Segment Open
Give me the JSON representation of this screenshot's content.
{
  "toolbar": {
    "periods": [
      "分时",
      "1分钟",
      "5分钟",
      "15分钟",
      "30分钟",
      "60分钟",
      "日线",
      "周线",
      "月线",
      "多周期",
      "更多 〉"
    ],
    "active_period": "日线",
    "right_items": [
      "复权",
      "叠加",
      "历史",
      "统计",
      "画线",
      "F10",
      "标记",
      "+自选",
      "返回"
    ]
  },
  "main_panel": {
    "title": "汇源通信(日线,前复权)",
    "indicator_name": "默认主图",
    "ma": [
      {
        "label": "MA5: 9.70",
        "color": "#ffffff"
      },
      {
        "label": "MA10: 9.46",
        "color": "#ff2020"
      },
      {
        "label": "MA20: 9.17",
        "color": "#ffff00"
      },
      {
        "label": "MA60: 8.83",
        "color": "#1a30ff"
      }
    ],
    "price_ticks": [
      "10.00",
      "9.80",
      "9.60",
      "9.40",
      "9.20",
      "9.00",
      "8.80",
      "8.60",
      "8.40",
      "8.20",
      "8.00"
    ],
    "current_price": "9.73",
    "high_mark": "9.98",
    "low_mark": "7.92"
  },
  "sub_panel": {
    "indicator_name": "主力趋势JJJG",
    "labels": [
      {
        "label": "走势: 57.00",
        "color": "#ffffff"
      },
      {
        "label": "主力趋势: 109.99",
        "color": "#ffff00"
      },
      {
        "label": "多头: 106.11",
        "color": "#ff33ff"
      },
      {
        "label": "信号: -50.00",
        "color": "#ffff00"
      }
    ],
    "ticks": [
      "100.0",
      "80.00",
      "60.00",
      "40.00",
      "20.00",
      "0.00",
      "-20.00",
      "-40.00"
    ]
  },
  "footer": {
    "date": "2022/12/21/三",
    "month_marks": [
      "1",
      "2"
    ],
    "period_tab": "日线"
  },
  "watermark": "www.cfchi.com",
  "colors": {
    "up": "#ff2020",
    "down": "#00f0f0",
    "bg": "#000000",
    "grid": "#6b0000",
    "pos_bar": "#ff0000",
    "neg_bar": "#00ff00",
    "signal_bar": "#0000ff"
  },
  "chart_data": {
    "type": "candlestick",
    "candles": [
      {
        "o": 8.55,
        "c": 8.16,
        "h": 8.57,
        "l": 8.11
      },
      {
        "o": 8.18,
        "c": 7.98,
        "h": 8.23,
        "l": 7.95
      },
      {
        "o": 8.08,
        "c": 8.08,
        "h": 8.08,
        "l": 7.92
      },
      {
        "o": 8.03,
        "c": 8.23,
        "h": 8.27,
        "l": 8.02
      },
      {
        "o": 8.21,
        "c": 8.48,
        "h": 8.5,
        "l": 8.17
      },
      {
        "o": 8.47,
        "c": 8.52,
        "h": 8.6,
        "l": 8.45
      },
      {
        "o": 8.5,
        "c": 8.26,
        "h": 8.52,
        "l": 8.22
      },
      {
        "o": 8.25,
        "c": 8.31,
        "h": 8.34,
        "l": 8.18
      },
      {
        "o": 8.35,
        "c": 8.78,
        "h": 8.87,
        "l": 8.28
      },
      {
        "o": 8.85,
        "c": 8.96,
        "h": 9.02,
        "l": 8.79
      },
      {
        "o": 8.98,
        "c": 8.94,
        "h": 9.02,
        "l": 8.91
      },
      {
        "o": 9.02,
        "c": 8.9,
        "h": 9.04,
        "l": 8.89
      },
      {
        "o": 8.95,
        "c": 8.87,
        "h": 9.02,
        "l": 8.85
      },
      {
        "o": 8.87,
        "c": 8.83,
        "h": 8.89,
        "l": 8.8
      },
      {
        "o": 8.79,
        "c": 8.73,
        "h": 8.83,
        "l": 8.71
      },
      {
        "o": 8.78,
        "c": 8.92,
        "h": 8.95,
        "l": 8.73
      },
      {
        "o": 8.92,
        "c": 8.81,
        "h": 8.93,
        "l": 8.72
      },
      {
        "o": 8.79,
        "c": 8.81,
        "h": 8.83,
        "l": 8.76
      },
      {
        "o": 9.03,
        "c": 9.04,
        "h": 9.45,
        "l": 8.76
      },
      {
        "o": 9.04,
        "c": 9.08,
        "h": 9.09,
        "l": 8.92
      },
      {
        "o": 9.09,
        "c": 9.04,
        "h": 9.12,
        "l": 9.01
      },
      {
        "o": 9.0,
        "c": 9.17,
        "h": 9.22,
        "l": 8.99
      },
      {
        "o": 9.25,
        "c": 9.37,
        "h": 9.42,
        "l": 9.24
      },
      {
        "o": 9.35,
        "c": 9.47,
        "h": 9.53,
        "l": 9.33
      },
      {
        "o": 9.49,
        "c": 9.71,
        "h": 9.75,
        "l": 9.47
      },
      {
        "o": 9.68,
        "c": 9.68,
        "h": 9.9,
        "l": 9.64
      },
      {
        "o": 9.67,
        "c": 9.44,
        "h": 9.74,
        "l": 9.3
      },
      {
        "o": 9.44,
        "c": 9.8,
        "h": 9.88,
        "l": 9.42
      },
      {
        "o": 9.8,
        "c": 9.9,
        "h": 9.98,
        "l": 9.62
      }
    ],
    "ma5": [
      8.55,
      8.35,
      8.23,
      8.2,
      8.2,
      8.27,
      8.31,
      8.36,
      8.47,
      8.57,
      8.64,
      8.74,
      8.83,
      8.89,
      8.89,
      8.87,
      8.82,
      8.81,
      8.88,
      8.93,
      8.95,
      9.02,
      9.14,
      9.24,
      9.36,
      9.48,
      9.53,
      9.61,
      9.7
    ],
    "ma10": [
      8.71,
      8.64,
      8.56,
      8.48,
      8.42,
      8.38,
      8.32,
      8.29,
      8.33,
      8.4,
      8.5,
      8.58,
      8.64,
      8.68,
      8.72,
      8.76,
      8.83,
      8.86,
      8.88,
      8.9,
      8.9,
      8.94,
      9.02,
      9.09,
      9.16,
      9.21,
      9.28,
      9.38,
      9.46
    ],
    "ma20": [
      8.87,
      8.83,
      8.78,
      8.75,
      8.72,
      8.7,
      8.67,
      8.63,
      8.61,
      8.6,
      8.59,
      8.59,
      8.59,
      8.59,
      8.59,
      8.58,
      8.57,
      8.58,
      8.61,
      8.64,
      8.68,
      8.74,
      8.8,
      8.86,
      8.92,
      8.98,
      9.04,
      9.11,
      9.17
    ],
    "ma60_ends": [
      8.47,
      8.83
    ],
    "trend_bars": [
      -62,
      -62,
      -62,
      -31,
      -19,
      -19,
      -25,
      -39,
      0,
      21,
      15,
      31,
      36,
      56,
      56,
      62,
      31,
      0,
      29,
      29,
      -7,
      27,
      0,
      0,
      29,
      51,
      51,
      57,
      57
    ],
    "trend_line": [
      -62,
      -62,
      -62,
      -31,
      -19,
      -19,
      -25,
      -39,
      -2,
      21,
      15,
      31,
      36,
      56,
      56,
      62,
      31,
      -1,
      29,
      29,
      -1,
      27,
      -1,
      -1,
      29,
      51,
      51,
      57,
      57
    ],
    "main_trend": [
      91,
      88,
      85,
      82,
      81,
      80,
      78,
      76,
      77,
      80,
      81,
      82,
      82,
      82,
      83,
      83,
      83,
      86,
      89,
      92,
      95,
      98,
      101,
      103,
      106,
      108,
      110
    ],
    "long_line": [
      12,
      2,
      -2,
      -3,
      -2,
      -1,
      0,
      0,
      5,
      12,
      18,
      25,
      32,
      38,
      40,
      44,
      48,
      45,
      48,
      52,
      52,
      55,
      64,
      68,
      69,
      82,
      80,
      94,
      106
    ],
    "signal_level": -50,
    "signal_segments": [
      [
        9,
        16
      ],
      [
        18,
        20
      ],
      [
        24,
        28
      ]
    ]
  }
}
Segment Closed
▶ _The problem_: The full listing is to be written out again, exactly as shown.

▶ _Answer_:
Give me the JSON representation of this screenshot's content.
{
  "toolbar": {
    "periods": [
      "分时",
      "1分钟",
      "5分钟",
      "15分钟",
      "30分钟",
      "60分钟",
      "日线",
      "周线",
      "月线",
      "多周期",
      "更多 〉"
    ],
    "active_period": "日线",
    "right_items": [
      "复权",
      "叠加",
      "历史",
      "统计",
      "画线",
      "F10",
      "标记",
      "+自选",
      "返回"
    ]
  },
  "main_panel": {
    "title": "汇源通信(日线,前复权)",
    "indicator_name": "默认主图",
    "ma": [
      {
        "label": "MA5: 9.70",
        "color": "#ffffff"
      },
      {
        "label": "MA10: 9.46",
        "color": "#ff2020"
      },
      {
        "label": "MA20: 9.17",
        "color": "#ffff00"
      },
      {
        "label": "MA60: 8.83",
        "color": "#1a30ff"
      }
    ],
    "price_ticks": [
      "10.00",
      "9.80",
      "9.60",
      "9.40",
      "9.20",
      "9.00",
      "8.80",
      "8.60",
      "8.40",
      "8.20",
      "8.00"
    ],
    "current_price": "9.73",
    "high_mark": "9.98",
    "low_mark": "7.92"
  },
  "sub_panel": {
    "indicator_name": "主力趋势JJJG",
    "labels": [
      {
        "label": "走势: 57.00",
        "color": "#ffffff"
      },
      {
        "label": "主力趋势: 109.99",
        "color": "#ffff00"
      },
      {
        "label": "多头: 106.11",
        "color": "#ff33ff"
      },
      {
        "label": "信号: -50.00",
        "color": "#ffff00"
      }
    ],
    "ticks": [
      "100.0",
      "80.00",
      "60.00",
      "40.00",
      "20.00",
      "0.00",
      "-20.00",
      "-40.00"
    ]
  },
  "footer": {
    "date": "2022/12/21/三",
    "month_marks": [
      "1",
      "2"
    ],
    "period_tab": "日线"
  },
  "watermark": "www.cfchi.com",
  "colors": {
    "up": "#ff2020",
    "down": "#00f0f0",
    "bg": "#000000",
    "grid": "#6b0000",
    "pos_bar": "#ff0000",
    "neg_bar": "#00ff00",
    "signal_bar": "#0000ff"
  },
  "chart_data": {
    "type": "candlestick",
    "candles": [
      {
        "o": 8.55,
        "c": 8.16,
        "h": 8.57,
        "l": 8.11
      },
      {
        "o": 8.18,
        "c": 7.98,
        "h": 8.23,
        "l": 7.95
      },
      {
        "o": 8.08,
        "c": 8.08,
        "h": 8.08,
        "l": 7.92
      },
      {
        "o": 8.03,
        "c": 8.23,
        "h": 8.27,
        "l": 8.02
      },
      {
        "o": 8.21,
        "c": 8.48,
        "h": 8.5,
        "l": 8.17
      },
      {
        "o": 8.47,
        "c": 8.52,
        "h": 8.6,
        "l": 8.45
      },
      {
        "o": 8.5,
        "c": 8.26,
        "h": 8.52,
        "l": 8.22
      },
      {
        "o": 8.25,
        "c": 8.31,
        "h": 8.34,
        "l": 8.18
      },
      {
        "o": 8.35,
        "c": 8.78,
        "h": 8.87,
        "l": 8.28
      },
      {
        "o": 8.85,
        "c": 8.96,
        "h": 9.02,
        "l": 8.79
      },
      {
        "o": 8.98,
        "c": 8.94,
        "h": 9.02,
        "l": 8.91
      },
      {
        "o": 9.02,
        "c": 8.9,
        "h": 9.04,
        "l": 8.89
      },
      {
        "o": 8.95,
        "c": 8.87,
        "h": 9.02,
        "l": 8.85
      },
      {
        "o": 8.87,
        "c": 8.83,
        "h": 8.89,
        "l": 8.8
      },
      {
        "o": 8.79,
        "c": 8.73,
        "h": 8.83,
        "l": 8.71
      },
      {
        "o": 8.78,
        "c": 8.92,
        "h": 8.95,
        "l": 8.73
      },
      {
        "o": 8.92,
        "c": 8.81,
        "h": 8.93,
        "l": 8.72
      },
      {
        "o": 8.79,
        "c": 8.81,
        "h": 8.83,
        "l": 8.76
      },
      {
        "o": 9.03,
        "c": 9.04,
        "h": 9.45,
        "l": 8.76
      },
      {
        "o": 9.04,
        "c": 9.08,
        "h": 9.09,
        "l": 8.92
      },
      {
        "o": 9.09,
        "c": 9.04,
        "h": 9.12,
        "l": 9.01
      },
      {
        "o": 9.0,
        "c": 9.17,
        "h": 9.22,
        "l": 8.99
      },
      {
        "o": 9.25,
        "c": 9.37,
        "h": 9.42,
        "l": 9.24
      },
      {
        "o": 9.35,
        "c": 9.47,
        "h": 9.53,
        "l": 9.33
      },
      {
        "o": 9.49,
        "c": 9.71,
        "h": 9.75,
        "l": 9.47
      },
      {
        "o": 9.68,
        "c": 9.68,
        "h": 9.9,
        "l": 9.64
      },
      {
        "o": 9.67,
        "c": 9.44,
        "h": 9.74,
        "l": 9.3
      },
      {
        "o": 9.44,
        "c": 9.8,
        "h": 9.88,
        "l": 9.42
      },
      {
        "o": 9.8,
        "c": 9.9,
        "h": 9.98,
        "l": 9.62
      }
    ],
    "ma5": [
      8.55,
      8.35,
      8.23,
      8.2,
      8.2,
      8.27,
      8.31,
      8.36,
      8.47,
      8.57,
      8.64,
      8.74,
      8.83,
      8.89,
      8.89,
      8.87,
      8.82,
      8.81,
      8.88,
      8.93,
      8.95,
      9.02,
      9.14,
      9.24,
      9.36,
      9.48,
      9.53,
      9.61,
      9.7
    ],
    "ma10": [
      8.71,
      8.64,
      8.56,
      8.48,
      8.42,
      8.38,
      8.32,
      8.29,
      8.33,
      8.4,
      8.5,
      8.58,
      8.64,
      8.68,
      8.72,
      8.76,
      8.83,
      8.86,
      8.88,
      8.9,
      8.9,
      8.94,
      9.02,
      9.09,
      9.16,
      9.21,
      9.28,
      9.38,
      9.46
    ],
    "ma20": [
      8.87,
      8.83,
      8.78,
      8.75,
      8.72,
      8.7,
      8.67,
      8.63,
      8.61,
      8.6,
      8.59,
      8.59,
      8.59,
      8.59,
      8.59,
      8.58,
      8.57,
      8.58,
      8.61,
      8.64,
      8.68,
      8.74,
      8.8,
      8.86,
      8.92,
      8.98,
      9.04,
      9.11,
      9.17
    ],
    "ma60_ends": [
      8.47,
      8.83
    ],
    "trend_bars": [
      -62,
      -62,
      -62,
      -31,
      -19,
      -19,
      -25,
      -39,
      0,
      21,
      15,
      31,
      36,
      56,
      56,
      62,
      31,
      0,
      29,
      29,
      -7,
      27,
      0,
      0,
      29,
      51,
      51,
      57,
      57
    ],
    "trend_line": [
      -62,
      -62,
      -62,
      -31,
      -19,
      -19,
      -25,
      -39,
      -2,
      21,
      15,
      31,
      36,
      56,
      56,
      62,
      31,
      -1,
      29,
      29,
      -1,
      27,
      -1,
      -1,
      29,
      51,
      51,
      57,
      57
    ],
    "main_trend": [
      91,
      88,
      85,
      82,
      81,
      80,
      78,
      76,
      77,
      80,
      81,
      82,
      82,
      82,
      83,
      83,
      83,
      86,
      89,
      92,
      95,
      98,
      101,
      103,
      106,
      108,
      110
    ],
    "long_line": [
      12,
      2,
      -2,
      -3,
      -2,
      -1,
      0,
      0,
      5,
      12,
      18,
      25,
      32,
      38,
      40,
      44,
      48,
      45,
      48,
      52,
      52,
      55,
      64,
      68,
      69,
      82,
      80,
      94,
      106
    ],
    "signal_level": -50,
    "signal_segments": [
      [
        9,
        16
      ],
      [
        18,
        20
      ],
      [
        24,
        28
      ]
    ]
  }
}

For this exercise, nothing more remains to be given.